The map would also move Cibola, Catron, Torrance, Guadalupe and DeBaca counties as well as parts of Socorro and Roosevelt counties into the 3rd Congressional District.
The map would also have all of Valencia and part of Bernalillo county moved into the 2nd Congressional District.
Other unlikely maps were shown just to promote discussion. This included one district which would put Eastern New Mexico into the 2nd Congressional District.
While Research and Polling put forward the eight concepts the committee would have a say in the maps and the Legislature and governor would have the final say in the districts that have the potential to shift political power for the next decade and potentially longer.
The current maps are actually largely based on the maps passed by the legislature in 1991 after then-governor Gary Johnson, a Republican, vetoed the districts passed by the legislature. A judge then drew the boundaries to state House and congressional districts by changing the districts as little as possible.
The state Senate boundaries were created later after a legislative compromise because the state Senate was not up for election until 2004.
While there must be “almost absolute equality” in congressional districts, Browde told the committee, “that rigidity is not required” when it comes to the state districts.
The rule of thumb is that districts can be within plus or minus five percent of the ideal population.
Sanderoff later said that legislators can legally use the plus or minus five percent number as long is it isn’t “for an evil reason.” That is, no gerrymandered districts.
One big concern from legislators on the committee came from possible litigation over the districts.
Attorney Luis Stelzner told the committee that the litigation in the 2001 redistricting cost the state over $3.5 million.

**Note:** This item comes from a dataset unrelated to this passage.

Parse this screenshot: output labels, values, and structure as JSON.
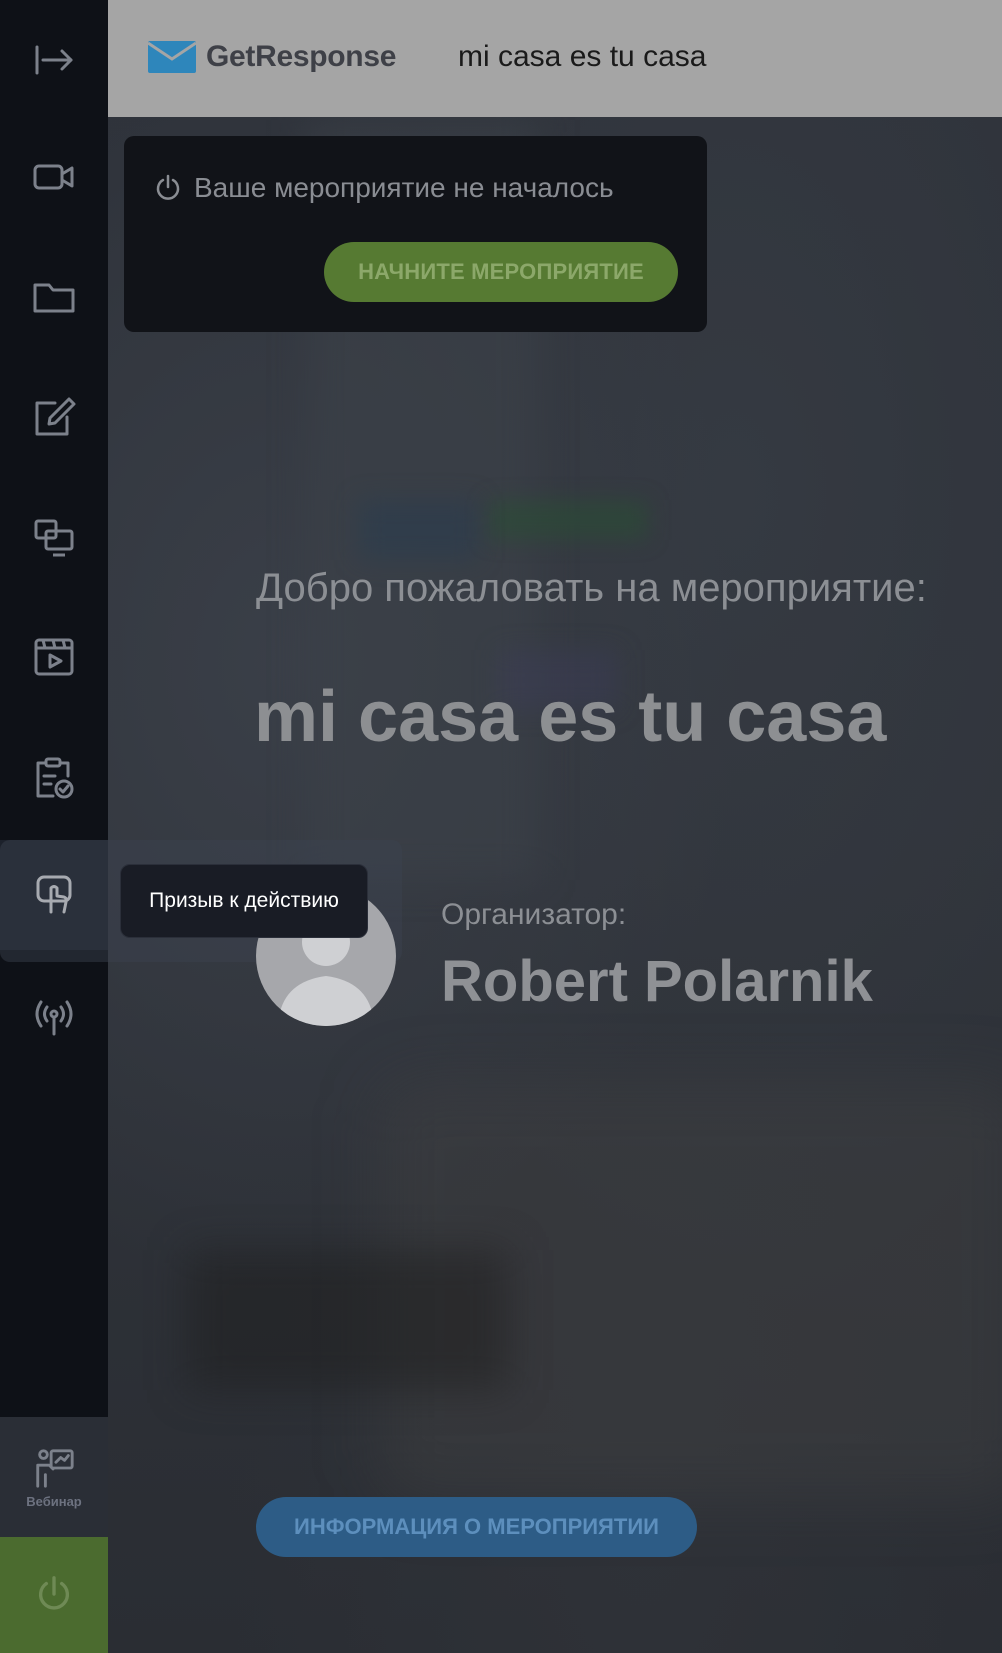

Any voter in New Mexico can challenge the finished maps and a number of committee-members spoke about limiting the cost. Speaker of the House Ben Lujan, D-Nambe, said that in 2001 attorneys, consultants and others from outside the state collected legal fees from the state after the litigation over the redistricting.
This was the first of nine meetings of the committee throughout the state. The final meeting will also be in Santa Fe on August 31 where the committee will seek to approve maps for the special session to choose from.
In 2001, there were 14 public meetings. However the redistricting committee had its budget reduced after Gov. Susana Martinez vetoed $100,000 in funding for the redistricting committee.
The 18-member committee is made up of11 Democrats and seven Republicans. Another 23 lawmakers serve as non-voting advisory members.
The redistricting process faces a completion deadline of October 1. That is the date when petitions to appear on the primary ballot can begin to be circulated. Candidates will need to know which district they are running.
The committee may ask Governor Susana Martinez to issue a special session on either September 6, the day after Labor Day, or September 12. Some committee-members expressed concern that the Santa Fe Fiestas would drive up the price of hotels for legislators not within driving distance of Santa Fe.